What are the Different Types of Antifreeze and Can I Mix Them?
Recently we discussed the benefits of antifreeze in our “Do I need Antifreeze in Warm Weather?” article. We explained that antifreeze not only lowers the freezing point of the water in your cooling system it also raises the boiling point and helps inhibit corrosion. However, there was one critical item we did not discuss: the different types of antifreeze. Before you grab that jug of green liquid to pour in your system, you better make sure it’s the same as what’s there already.
Some General Facts about Antifreeze
Before we get into making sure you have the right antifreeze in your system, let’s take a look at some general information about antifreeze.
- Automotive antifreeze has traditionally been made with ethylene glycol and Inorganic Acid Technology (IAT) corrosion inhibitors since 1926.

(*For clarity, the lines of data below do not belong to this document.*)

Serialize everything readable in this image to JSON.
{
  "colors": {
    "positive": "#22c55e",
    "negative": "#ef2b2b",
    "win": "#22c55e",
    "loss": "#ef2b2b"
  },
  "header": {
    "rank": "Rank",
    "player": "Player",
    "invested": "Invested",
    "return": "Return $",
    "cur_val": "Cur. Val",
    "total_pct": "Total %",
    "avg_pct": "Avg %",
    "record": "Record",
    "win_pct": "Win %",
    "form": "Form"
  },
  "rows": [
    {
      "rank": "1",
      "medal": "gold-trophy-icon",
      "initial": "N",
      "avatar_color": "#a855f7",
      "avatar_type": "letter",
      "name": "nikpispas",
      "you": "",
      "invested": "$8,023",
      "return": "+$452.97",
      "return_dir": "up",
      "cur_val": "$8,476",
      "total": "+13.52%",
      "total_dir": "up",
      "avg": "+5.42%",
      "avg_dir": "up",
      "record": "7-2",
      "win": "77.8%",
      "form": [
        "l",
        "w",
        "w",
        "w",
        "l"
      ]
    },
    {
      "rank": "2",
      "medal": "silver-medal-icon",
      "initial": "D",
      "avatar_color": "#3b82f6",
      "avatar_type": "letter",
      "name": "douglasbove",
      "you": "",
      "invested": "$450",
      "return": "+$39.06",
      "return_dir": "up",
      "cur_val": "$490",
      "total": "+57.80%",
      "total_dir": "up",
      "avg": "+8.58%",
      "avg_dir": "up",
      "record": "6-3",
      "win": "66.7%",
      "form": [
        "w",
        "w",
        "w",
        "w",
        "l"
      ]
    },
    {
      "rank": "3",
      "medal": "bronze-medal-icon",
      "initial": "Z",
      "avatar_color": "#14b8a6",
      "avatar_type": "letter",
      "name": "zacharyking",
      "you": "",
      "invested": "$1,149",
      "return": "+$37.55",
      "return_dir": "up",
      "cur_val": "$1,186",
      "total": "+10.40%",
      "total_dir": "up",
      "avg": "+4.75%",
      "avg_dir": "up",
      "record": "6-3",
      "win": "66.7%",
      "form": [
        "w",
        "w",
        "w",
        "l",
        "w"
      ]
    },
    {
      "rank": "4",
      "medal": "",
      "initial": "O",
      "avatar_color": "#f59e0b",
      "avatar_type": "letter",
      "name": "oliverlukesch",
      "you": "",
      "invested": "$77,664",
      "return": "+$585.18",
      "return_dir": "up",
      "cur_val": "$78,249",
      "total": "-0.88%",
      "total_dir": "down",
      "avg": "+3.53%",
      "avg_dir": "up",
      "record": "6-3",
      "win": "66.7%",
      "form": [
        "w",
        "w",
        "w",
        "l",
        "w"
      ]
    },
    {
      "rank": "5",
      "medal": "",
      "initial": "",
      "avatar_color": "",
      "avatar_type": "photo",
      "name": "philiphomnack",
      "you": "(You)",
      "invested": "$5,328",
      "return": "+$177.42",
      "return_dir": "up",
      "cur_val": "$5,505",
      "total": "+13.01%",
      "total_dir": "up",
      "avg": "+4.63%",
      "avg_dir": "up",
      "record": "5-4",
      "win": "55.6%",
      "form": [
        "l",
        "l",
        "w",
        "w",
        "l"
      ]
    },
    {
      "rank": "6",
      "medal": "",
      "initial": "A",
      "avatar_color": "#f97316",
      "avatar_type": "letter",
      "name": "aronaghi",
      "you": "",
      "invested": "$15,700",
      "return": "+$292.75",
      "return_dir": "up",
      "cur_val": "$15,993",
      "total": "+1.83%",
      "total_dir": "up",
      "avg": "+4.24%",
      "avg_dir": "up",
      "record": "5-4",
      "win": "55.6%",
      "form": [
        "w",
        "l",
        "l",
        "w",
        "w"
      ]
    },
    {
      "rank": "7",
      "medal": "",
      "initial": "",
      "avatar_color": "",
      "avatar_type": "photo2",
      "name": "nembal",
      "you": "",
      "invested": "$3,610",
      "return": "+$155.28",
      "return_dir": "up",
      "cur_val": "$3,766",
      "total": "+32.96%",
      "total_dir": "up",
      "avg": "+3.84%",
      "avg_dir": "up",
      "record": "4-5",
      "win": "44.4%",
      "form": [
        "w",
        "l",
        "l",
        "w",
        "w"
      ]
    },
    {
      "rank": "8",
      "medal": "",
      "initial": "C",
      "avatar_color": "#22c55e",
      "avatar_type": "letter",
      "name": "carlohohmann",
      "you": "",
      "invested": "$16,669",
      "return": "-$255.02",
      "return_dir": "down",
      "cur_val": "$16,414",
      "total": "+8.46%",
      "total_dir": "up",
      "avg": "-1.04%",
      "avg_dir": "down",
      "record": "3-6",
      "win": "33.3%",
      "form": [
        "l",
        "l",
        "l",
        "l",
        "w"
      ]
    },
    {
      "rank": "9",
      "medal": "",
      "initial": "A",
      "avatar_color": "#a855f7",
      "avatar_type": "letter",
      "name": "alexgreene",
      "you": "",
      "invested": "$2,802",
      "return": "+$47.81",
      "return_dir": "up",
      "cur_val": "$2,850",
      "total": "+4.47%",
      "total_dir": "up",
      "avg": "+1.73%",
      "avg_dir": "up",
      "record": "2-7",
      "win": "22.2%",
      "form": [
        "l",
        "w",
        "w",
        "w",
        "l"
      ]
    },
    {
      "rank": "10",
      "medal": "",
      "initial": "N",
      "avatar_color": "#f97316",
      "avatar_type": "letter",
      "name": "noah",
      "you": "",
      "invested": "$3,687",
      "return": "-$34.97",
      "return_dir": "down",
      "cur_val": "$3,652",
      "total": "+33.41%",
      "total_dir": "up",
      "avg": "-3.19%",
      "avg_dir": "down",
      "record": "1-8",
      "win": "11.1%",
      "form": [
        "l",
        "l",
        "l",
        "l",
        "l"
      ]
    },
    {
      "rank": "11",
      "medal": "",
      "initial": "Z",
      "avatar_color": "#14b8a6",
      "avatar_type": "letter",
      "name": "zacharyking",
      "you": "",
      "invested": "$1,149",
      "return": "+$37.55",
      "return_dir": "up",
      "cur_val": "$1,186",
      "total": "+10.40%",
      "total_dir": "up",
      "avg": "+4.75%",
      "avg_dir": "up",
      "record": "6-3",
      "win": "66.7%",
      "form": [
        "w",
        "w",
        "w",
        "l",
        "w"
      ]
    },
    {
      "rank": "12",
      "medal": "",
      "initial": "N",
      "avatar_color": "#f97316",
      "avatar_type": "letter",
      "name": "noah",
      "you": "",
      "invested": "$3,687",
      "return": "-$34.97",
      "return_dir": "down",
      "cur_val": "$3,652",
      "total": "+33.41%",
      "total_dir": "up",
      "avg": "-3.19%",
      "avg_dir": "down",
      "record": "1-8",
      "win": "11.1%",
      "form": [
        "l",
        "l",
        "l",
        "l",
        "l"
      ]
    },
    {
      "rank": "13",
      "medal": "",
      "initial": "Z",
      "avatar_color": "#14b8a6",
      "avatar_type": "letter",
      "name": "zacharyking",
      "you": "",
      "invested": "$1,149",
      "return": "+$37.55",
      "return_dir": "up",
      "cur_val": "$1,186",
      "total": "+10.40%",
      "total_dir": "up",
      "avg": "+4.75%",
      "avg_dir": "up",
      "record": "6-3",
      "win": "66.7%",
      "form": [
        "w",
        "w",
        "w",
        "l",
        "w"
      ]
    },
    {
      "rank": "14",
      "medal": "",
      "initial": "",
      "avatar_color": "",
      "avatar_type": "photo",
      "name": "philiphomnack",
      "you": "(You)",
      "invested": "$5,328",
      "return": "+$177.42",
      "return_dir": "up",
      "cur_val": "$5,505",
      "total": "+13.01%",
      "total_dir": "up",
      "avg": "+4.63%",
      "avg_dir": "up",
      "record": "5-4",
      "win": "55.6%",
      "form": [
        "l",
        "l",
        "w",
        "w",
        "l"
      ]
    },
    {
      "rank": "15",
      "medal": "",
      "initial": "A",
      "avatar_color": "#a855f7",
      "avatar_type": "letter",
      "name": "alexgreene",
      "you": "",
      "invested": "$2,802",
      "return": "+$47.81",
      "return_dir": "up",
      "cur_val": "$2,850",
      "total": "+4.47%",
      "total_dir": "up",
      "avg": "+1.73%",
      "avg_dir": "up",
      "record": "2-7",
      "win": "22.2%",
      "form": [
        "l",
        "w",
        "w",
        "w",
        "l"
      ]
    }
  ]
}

- American vehicles have traditionally been designed to use antifreeze with silicates and phosphates as corrosion inhibitors.
- European vehicles have traditionally used antifreeze that does not use phosphates.
- Japanese vehicles have traditionally used antifreeze that does not use silicates.
- Newer corrosion inhibitor technology includes Organic Acid Technology (OAT) and Hybrid Organic Acid Technology (HOAT). Both may be referred to as “extended life” antifreeze and were introduced in the 1990′s.
- IAT antifreeze has a 2 year or 30,000 mile service life, where OAT and HOAT have a 5 year or 150,000 mile service life.
- OAT based antifreeze is not compatible with IAT antifreeze; although, some HOAT formulas claim compatibility with certain OAT formulas or IAT formulas.
- OAT and HOAT antifreeze is designed for use in aluminum radiators and components.
- Antifreeze is dyed to whatever color the manufacturer chooses and may help to distinguish the type of antifreeze (IAT, OAT or HOAT) or may be used to market variations of antifreeze formulas within a brand.
How Do I Know Which Antifreeze is Right for My Vehicle?
Given that there is now a wide variety of antifreeze available, it is easy to get confused about which one is correct for your vehicle. Here are are a few questions to ask yourself before buying antifreeze.
- Does my vehicle have antique parts like a Copper/Brass radiator? If you do, then the only antifreeze you should use is the traditional, IAT based formula. The new OAT formulas do not have the corrosion inhibitors that will protect copper/brass components since they were designed for modern aluminum components.
- What does my vehicle’s manufacturer recommend? Check the manual or call the dealership and make sure. Modern vehicles typically use the OAT based products.
- What’s in my radiator now? Some mechanics have been known to drain out and replace the factory supplied OAT based antifreeze with traditional IAT due to performance concerns about one of the first OAT formulas used called DEX-COOL®. If you took your vehicle to a mechanic who recommended replacing the coolant with a traditional formula, make sure you know which formula is in your system.
- What color antifreeze is in my vehicle already? The color of your coolant may be a first indicator that you have something other than traditional antifreeze in your vehicle; however, NEVER RELY ON THE COLOR TO DETERMINE WHAT TYPE OF ANTIFREEZE YOU NEED! There are no standardized rules for manufacturers about what colors to use for their formulas. If you buy a jug of antifreeze and the color is different than what is in your vehicle already, take it as a sign to double check yourself before you mix the two together but don’t rely on matching colors as guaranteed compatibility.
Can I Mix the Formulas Together? Is it Really that Bad?
You should not mix OAT based formulas with IAT formulas. The result is typically turning your coolant into sludge due to a chemical reaction. Keep in mind, OAT based formulas are still a developing technology. There are some “universal” formulas that claim compatibility with other IAT and OAT formulas, but the only safe bet is to use the same formula that is already in your vehicle. This may change as the OAT based formulas continue to develop; however, always err on the side of caution and use the same type of formula that the manufacturer recommends.
What Should I Do if I Do Mix Them?
Your best bet is to drain and flush your coolant system as soon as
possible. The longer two different formulas are allowed to circulate
through your system, the more particles and sludge that can build up.
Again, play it safe and drain the system, flush it with coolant, drain
it again, and repeat if you still see particles coming out. When you
finally have it flushed, replace the coolant with what your manufacturer
recommends. At the end of the day, the system was designed to work with
the coolant they put in it.
If you have concerns about your cooling system and need some extra help, give our service staff a call at 1-800-223-4299. They can help you determine what you need to do to keep your vehicle in good shape.